Over the weekend, my company co-hosted, with two of our industry partners, an evening reception for students and faculty members attending the National Restaurant Association Show in Chicago. The venue we selected offered stunning panoramic views of the city, there was an array of delicious appetizers and desserts, and vino options for those who were of legal drinking age.
Some of the students viewed the event as an opportunity to enjoy some free food. These students stacked their plates high and isolated themselves at their group tables, more focused on each other than engaging with the company representatives in the room.
However, there were a group of students that recognized that this event was not just a cocktail party.
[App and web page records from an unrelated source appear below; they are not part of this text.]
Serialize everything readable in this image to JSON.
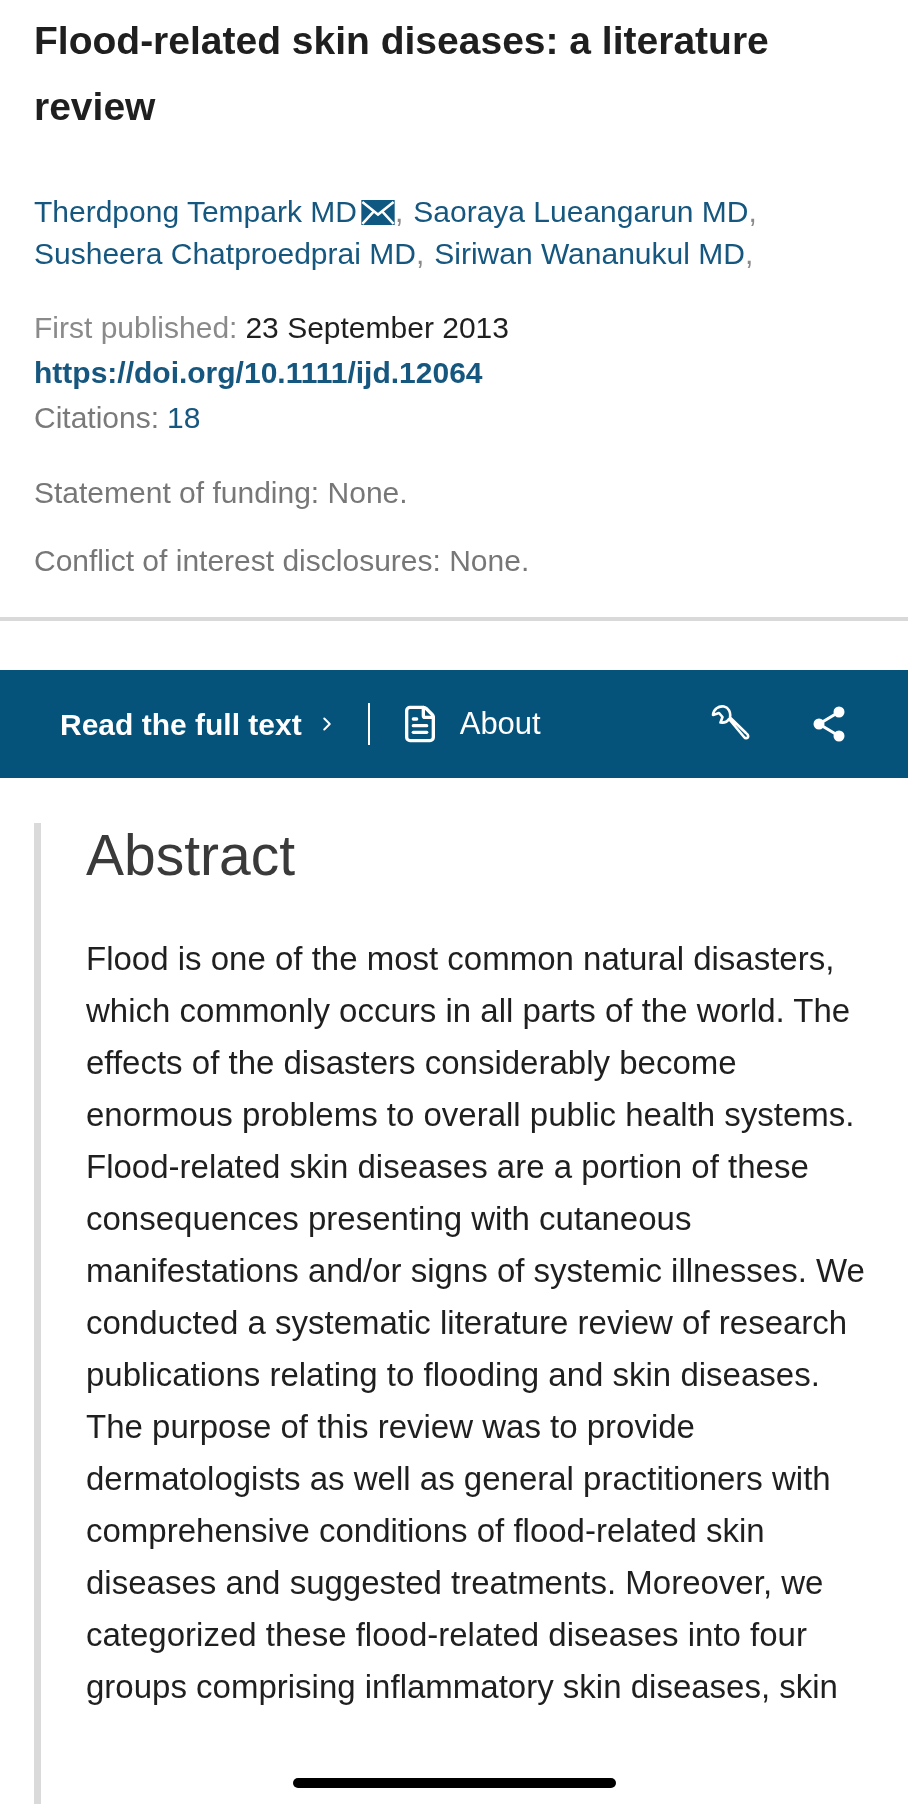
{
  "article": {
    "title": "Flood-related skin diseases: a literature review",
    "authors": [
      {
        "name": "Therdpong Tempark MD",
        "email": true,
        "separator": ","
      },
      {
        "name": "Saoraya Lueangarun MD",
        "email": false,
        "separator": ","
      },
      {
        "name": "Susheera Chatproedprai MD",
        "email": false,
        "separator": ","
      },
      {
        "name": "Siriwan Wananukul MD",
        "email": false,
        "separator": ","
      }
    ]
  },
  "meta": {
    "first_published": {
      "label": "First published:",
      "value": "23 September 2013"
    },
    "doi": "https://doi.org/10.1111/ijd.12064",
    "citations": {
      "label": "Citations:",
      "value": "18"
    },
    "notes": [
      "Statement of funding: None.",
      "Conflict of interest disclosures: None."
    ]
  },
  "toolbar": {
    "full_text": "Read the full text",
    "about": "About"
  },
  "abstract": {
    "heading": "Abstract",
    "text": "Flood is one of the most common natural disasters, which commonly occurs in all parts of the world. The effects of the disasters considerably become enormous problems to overall public health systems. Flood-related skin diseases are a portion of these consequences presenting with cutaneous manifestations and/or signs of systemic illnesses. We conducted a systematic literature review of research publications relating to flooding and skin diseases. The purpose of this review was to provide dermatologists as well as general practitioners with comprehensive conditions of flood-related skin diseases and suggested treatments. Moreover, we categorized these flood-related diseases into four groups comprising inflammatory skin diseases, skin"
  }
}
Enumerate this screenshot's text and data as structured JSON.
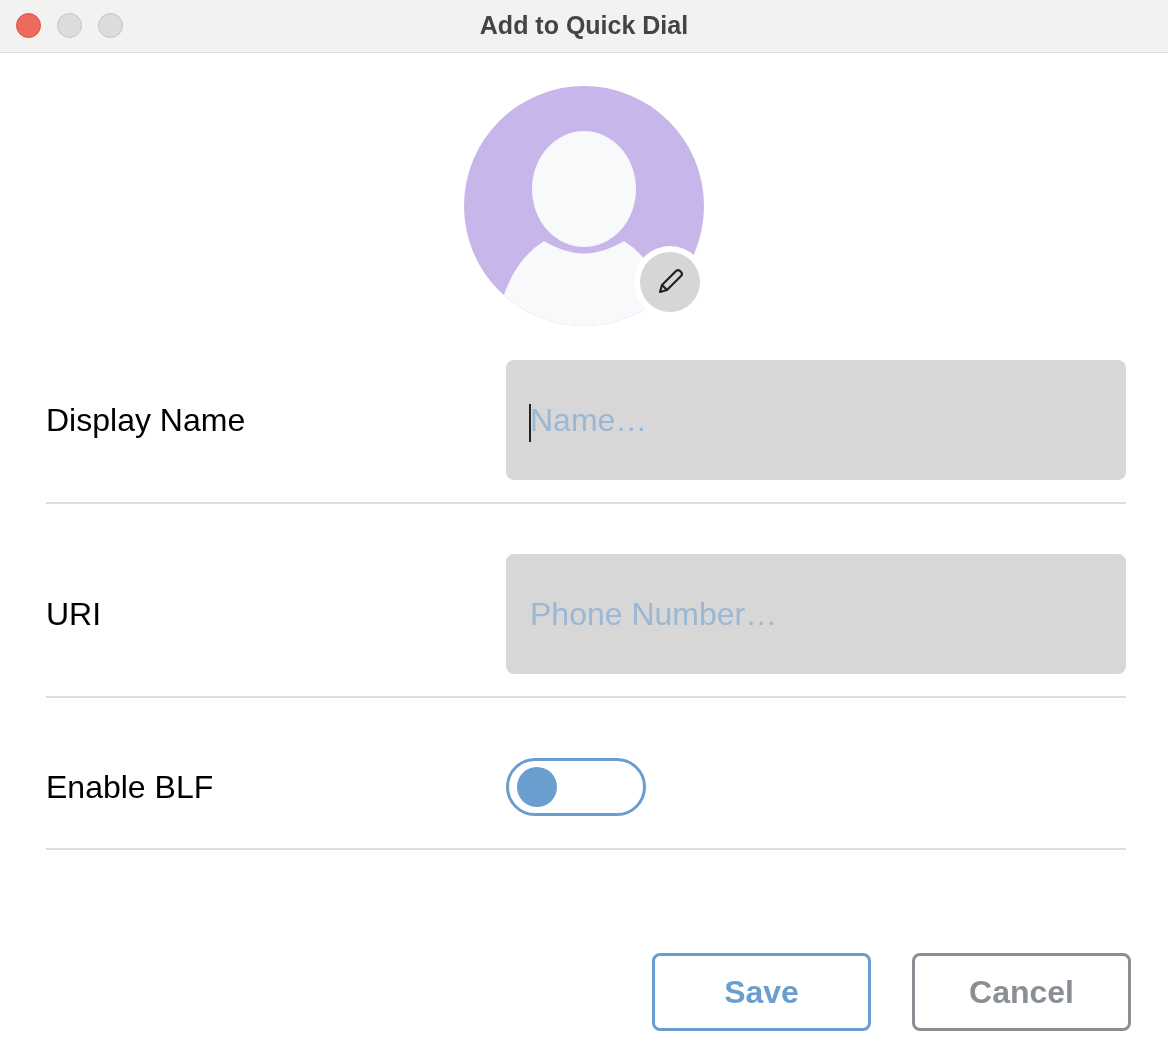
{
  "window": {
    "title": "Add to Quick Dial"
  },
  "fields": [
    {
      "label": "Display Name",
      "kind": "text",
      "placeholder": "Name…",
      "focused": true
    },
    {
      "label": "URI",
      "kind": "text",
      "placeholder": "Phone Number…",
      "focused": false
    },
    {
      "label": "Enable BLF",
      "kind": "toggle",
      "on": false
    }
  ],
  "buttons": [
    {
      "label": "Save",
      "kind": "primary"
    },
    {
      "label": "Cancel",
      "kind": "secondary"
    }
  ]
}
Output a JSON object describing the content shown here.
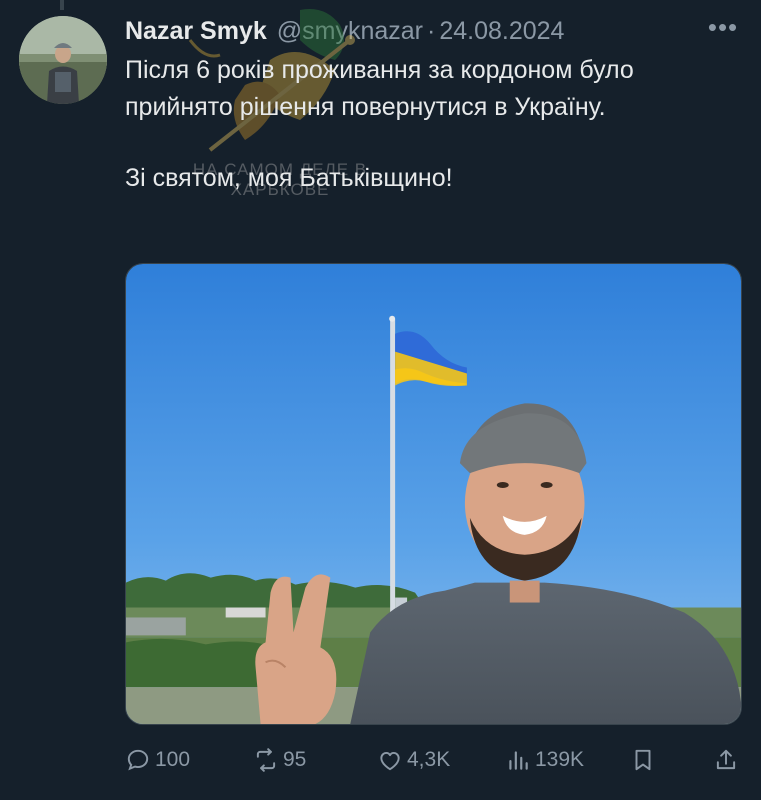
{
  "author": {
    "name": "Nazar Smyk",
    "handle": "@smyknazar",
    "separator": "·",
    "date": "24.08.2024"
  },
  "more_label": "•••",
  "text": {
    "paragraph1": "Після 6 років проживання за кордоном було прийнято рішення повернутися в Україну.",
    "paragraph2": "Зі святом, моя Батьківщино!"
  },
  "watermark": {
    "line1": "НА САМОМ ДЕЛЕ В",
    "line2": "ХАРЬКОВЕ"
  },
  "media": {
    "icon": "photo-selfie-with-flag",
    "sky_color": "#3f8de0",
    "flag_colors": [
      "#2f6bd8",
      "#f5c518"
    ]
  },
  "actions": {
    "replies": "100",
    "reposts": "95",
    "likes": "4,3K",
    "views": "139K",
    "bookmark_icon": "bookmark-icon",
    "share_icon": "share-icon"
  },
  "colors": {
    "background": "#15202b",
    "text": "#e7e9ea",
    "secondary": "#8b98a5"
  }
}
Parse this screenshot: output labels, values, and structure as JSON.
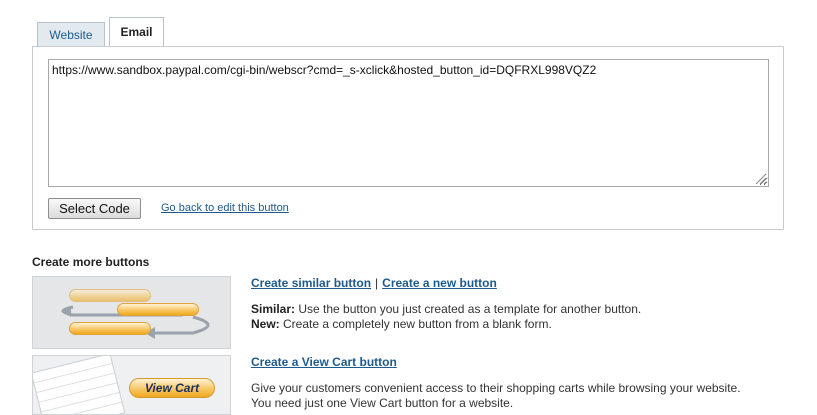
{
  "tabs": [
    {
      "label": "Website"
    },
    {
      "label": "Email"
    }
  ],
  "code": {
    "value": "https://www.sandbox.paypal.com/cgi-bin/webscr?cmd=_s-xclick&hosted_button_id=DQFRXL998VQZ2"
  },
  "actions": {
    "select_code": "Select Code",
    "back_link": "Go back to edit this button"
  },
  "more": {
    "title": "Create more buttons",
    "similar_link": "Create similar button",
    "separator": "|",
    "new_link": "Create a new button",
    "similar_term": "Similar:",
    "similar_desc": "Use the button you just created as a template for another button.",
    "new_term": "New:",
    "new_desc": "Create a completely new button from a blank form.",
    "viewcart_link": "Create a View Cart button",
    "viewcart_desc_1": "Give your customers convenient access to their shopping carts while browsing your website.",
    "viewcart_desc_2": "You need just one View Cart button for a website.",
    "viewcart_thumb_label": "View Cart"
  }
}
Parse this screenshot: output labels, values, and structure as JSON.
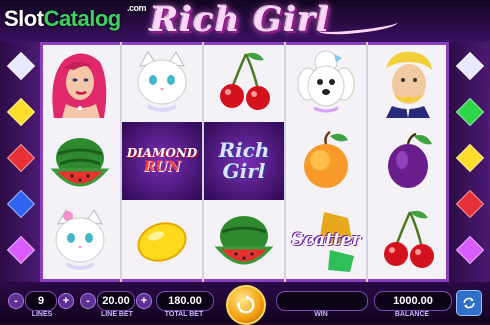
{
  "watermark": {
    "slot": "Slot",
    "catalog": "Catalog",
    "com": ".com"
  },
  "game_title": "Rich Girl",
  "reels": [
    [
      "woman-symbol",
      "watermelon-symbol",
      "white-cat-symbol"
    ],
    [
      "white-cat-symbol",
      "diamond-run-symbol",
      "lemon-symbol"
    ],
    [
      "cherry-symbol",
      "rich-girl-wild-symbol",
      "watermelon-symbol"
    ],
    [
      "poodle-symbol",
      "peach-symbol",
      "scatter-symbol"
    ],
    [
      "butler-symbol",
      "plum-symbol",
      "cherry-symbol"
    ]
  ],
  "symbols": {
    "diamond_run": [
      "DIAMOND",
      "RUN"
    ],
    "rich_girl": [
      "Rich",
      "Girl"
    ],
    "scatter": "Scatter"
  },
  "controls": {
    "lines_value": "9",
    "lines_label": "LINES",
    "line_bet_value": "20.00",
    "line_bet_label": "LINE BET",
    "total_bet_value": "180.00",
    "total_bet_label": "TOTAL BET",
    "win_value": "",
    "win_label": "WIN",
    "balance_value": "1000.00",
    "balance_label": "BALANCE",
    "minus": "-",
    "plus": "+"
  },
  "colors": {
    "frame_purple": "#5a1f80",
    "logo_pink": "#ffd6f6",
    "watermark_green": "#3fd160",
    "spin_gold": "#f29d0b",
    "home_blue": "#2f6fc9"
  },
  "side_gems": [
    "#e8e8ff",
    "#ffde2e",
    "#e83038",
    "#3064f0",
    "#d85cff",
    "#e8e8ff",
    "#2fd64a",
    "#ffde2e",
    "#e83038",
    "#d85cff"
  ]
}
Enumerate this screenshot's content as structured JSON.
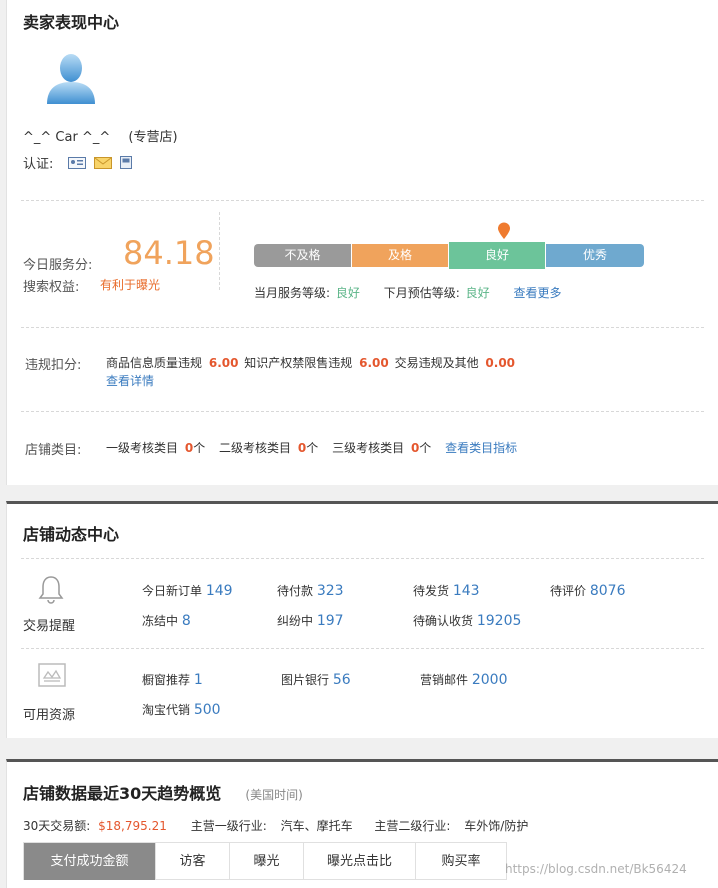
{
  "seller": {
    "title": "卖家表现中心",
    "name": "^_^ Car ^_^",
    "shop_type": "(专营店)",
    "cert_label": "认证:",
    "service_score_label": "今日服务分:",
    "service_score": "84.18",
    "rights_label": "搜索权益:",
    "rights_value": "有利于曝光",
    "levels": [
      "不及格",
      "及格",
      "良好",
      "优秀"
    ],
    "level_colors": [
      "#9a9a9a",
      "#f0a35c",
      "#6cc49a",
      "#6fa9cf"
    ],
    "current_level_index": 2,
    "current_level_label": "当月服务等级:",
    "current_level": "良好",
    "next_level_label": "下月预估等级:",
    "next_level": "良好",
    "see_more": "查看更多",
    "violation": {
      "label": "违规扣分:",
      "item1_label": "商品信息质量违规",
      "item1_value": "6.00",
      "item2_label": "知识产权禁限售违规",
      "item2_value": "6.00",
      "item3_label": "交易违规及其他",
      "item3_value": "0.00",
      "detail_link": "查看详情"
    },
    "category": {
      "label": "店铺类目:",
      "c1_label": "一级考核类目",
      "c1_value": "0",
      "c2_label": "二级考核类目",
      "c2_value": "0",
      "c3_label": "三级考核类目",
      "c3_value": "0",
      "unit": "个",
      "link": "查看类目指标"
    }
  },
  "dynamics": {
    "title": "店铺动态中心",
    "trade": {
      "label": "交易提醒",
      "items": [
        {
          "label": "今日新订单",
          "value": "149"
        },
        {
          "label": "待付款",
          "value": "323"
        },
        {
          "label": "待发货",
          "value": "143"
        },
        {
          "label": "待评价",
          "value": "8076"
        },
        {
          "label": "冻结中",
          "value": "8"
        },
        {
          "label": "纠纷中",
          "value": "197"
        },
        {
          "label": "待确认收货",
          "value": "19205"
        }
      ]
    },
    "resources": {
      "label": "可用资源",
      "items": [
        {
          "label": "橱窗推荐",
          "value": "1"
        },
        {
          "label": "图片银行",
          "value": "56"
        },
        {
          "label": "营销邮件",
          "value": "2000"
        },
        {
          "label": "淘宝代销",
          "value": "500"
        }
      ]
    }
  },
  "trend": {
    "title": "店铺数据最近30天趋势概览",
    "timezone": "(美国时间)",
    "trade_amount_label": "30天交易额:",
    "trade_amount": "$18,795.21",
    "industry1_label": "主营一级行业:",
    "industry1": "汽车、摩托车",
    "industry2_label": "主营二级行业:",
    "industry2": "车外饰/防护",
    "tabs": [
      "支付成功金额",
      "访客",
      "曝光",
      "曝光点击比",
      "购买率"
    ],
    "active_tab": 0
  },
  "watermark": "https://blog.csdn.net/Bk56424"
}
These students viewed the event as an opportunity, an opportunity to network, to highlight their personal brand, and make valuable connections. These students stood out to the recruiters in the room and here’s what made them successful.
The invitation for the reception indicated the three companies that were hosting and of course would be in attendance. These students came armed with freshly printed copies of their resume. (If you seal it in an envelope with your cover letter, it’s inconspicuous, easy to carry and hand off to the recruiter of your choice.) They researched the companies, and gathered information on their career offerings and presence in the industry.
One of these students opened her conversation with me by extending congratulations on our company’s recent recognition as an “Ideal Employer”. She then explained how the fact that we were included on the list further affirmed her interest in working for us after graduation. She appeared genuine and peppered her conversation with 1-2 more details that showed me she did her research. She made more of a lasting impression on me than the students who opened with the question “can you tell me more about your company?”
When you’re sifting through the various company websites, blogs, and press releases of a prospective company, look for items that you can utilize to start a conversation, details that connect with you personally so that you’re able to speak with passion and demonstrate your preparation.
Use Your Time Wisely
Depending upon the student-recruiter ratio of an event, you may not get one on one time with every company that interests you. Prioritize the companies that most interest you, and focus on getting face time with at least your top two choices. You may want to view the LinkedIn profiles of key individuals to learn more about them and view a recent photo. This will also help you to identify each representative much more quickly if they aren’t wearing their company name tag or branded attire.
Lastly, recognize that you are representing your personal brand and how well you do so often indicates to recruiters how effectively you’ll represent their brand. Consider your attire carefully, selecting clothing that both reflects your personality and aligns with the image of your chosen prospective company. If you’re of legal drinking age and alcohol is offered, be sure to know your limits. You may also want to consider sticking with water and non-alcoholic beverage options. After working so hard on your plan to networking successfully, the last thing you want is to be less than your most impressive self.
Ronisha is one of Hyatt’s College Recruiting Managers. Hyatt’s College Recruiters visit more than 30 college campuses each year recruiting top talent at hospitality programs across the country. A graduate of The Ohio State University, Ronisha begin her Hyatt career as a Human Resources Corporate Management Trainee. During her ten years with Hyatt, she has worked at Hyatt Hotels in Orlando, Maryland, Virginia and New Jersey. To learn more about opportunities with Hyatt please visit hyatt.jobs, follow Hyatt on twitter @hyattcareers, become a Hyatt Facebook fan at Hyatt Hotels and Resorts Careers and follow the Campus Recruiter blog at hyattrecruiting.blogspot.com.